> _Work request_: Check each line of the entries below for the word "thumb", and copy the lines that have it.

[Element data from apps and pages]
=== Begin Enclosure ===
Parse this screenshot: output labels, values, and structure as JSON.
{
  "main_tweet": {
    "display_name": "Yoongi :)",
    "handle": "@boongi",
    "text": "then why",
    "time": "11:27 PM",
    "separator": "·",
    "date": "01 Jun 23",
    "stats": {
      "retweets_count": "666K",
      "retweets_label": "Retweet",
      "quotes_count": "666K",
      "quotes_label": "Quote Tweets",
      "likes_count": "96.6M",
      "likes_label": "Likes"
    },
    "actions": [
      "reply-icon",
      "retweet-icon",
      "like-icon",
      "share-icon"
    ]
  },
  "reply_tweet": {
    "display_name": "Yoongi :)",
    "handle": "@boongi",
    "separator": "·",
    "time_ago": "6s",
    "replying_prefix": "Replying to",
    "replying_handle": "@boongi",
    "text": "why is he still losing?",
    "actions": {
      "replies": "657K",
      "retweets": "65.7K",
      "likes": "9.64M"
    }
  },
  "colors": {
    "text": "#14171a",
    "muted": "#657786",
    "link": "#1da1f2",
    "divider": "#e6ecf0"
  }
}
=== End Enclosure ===
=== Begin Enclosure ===
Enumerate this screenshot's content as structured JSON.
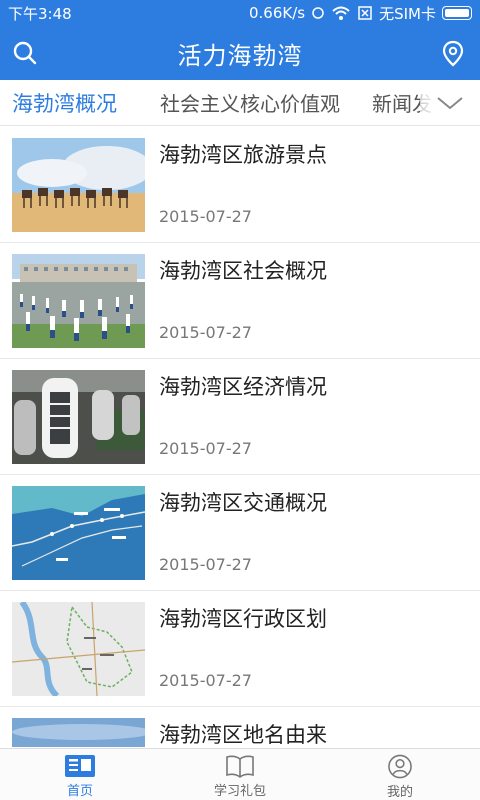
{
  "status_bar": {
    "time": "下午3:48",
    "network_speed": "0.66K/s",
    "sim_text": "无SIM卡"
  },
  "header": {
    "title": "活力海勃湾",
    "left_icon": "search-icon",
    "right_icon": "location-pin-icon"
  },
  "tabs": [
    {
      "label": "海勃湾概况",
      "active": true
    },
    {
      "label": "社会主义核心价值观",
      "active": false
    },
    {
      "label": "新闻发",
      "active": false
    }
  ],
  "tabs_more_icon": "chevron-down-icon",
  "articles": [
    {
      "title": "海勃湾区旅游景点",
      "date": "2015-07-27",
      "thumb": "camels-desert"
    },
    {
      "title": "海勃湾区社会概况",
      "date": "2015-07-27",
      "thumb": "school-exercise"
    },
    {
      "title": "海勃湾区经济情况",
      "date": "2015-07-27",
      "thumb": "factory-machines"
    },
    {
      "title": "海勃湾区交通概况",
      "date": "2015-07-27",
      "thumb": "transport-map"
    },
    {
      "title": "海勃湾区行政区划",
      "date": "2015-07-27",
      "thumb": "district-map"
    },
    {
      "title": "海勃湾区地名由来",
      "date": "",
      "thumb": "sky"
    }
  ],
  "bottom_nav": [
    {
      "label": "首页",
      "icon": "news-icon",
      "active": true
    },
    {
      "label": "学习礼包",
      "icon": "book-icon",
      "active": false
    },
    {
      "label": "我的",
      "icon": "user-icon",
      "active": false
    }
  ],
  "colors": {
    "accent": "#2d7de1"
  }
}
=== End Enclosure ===
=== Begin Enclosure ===
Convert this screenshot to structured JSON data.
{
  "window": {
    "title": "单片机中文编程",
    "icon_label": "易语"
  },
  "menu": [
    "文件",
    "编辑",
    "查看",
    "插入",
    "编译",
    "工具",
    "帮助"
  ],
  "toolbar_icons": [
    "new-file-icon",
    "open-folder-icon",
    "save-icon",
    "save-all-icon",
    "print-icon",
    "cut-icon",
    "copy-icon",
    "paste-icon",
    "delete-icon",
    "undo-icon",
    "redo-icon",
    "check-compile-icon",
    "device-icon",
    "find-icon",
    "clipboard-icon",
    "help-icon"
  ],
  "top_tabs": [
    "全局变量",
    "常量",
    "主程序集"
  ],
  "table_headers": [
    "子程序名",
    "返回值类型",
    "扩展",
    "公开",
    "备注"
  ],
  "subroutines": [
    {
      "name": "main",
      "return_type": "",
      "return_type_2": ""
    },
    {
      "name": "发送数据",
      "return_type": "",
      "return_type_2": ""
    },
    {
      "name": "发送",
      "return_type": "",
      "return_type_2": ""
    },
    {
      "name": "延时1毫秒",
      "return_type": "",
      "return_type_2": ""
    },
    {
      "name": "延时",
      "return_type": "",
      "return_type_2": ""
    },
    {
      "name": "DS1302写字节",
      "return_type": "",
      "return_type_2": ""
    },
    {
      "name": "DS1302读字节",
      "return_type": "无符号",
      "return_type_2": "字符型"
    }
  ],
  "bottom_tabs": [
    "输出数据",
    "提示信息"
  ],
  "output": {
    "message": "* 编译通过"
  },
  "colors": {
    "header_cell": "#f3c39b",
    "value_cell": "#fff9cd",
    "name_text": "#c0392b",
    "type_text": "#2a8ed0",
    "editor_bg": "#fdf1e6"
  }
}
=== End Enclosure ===
> _Answer for this exercise_:
      "thumb": "camels-desert"
      "thumb": "school-exercise"
      "thumb": "factory-machines"
      "thumb": "transport-map"
      "thumb": "district-map"
      "thumb": "sky"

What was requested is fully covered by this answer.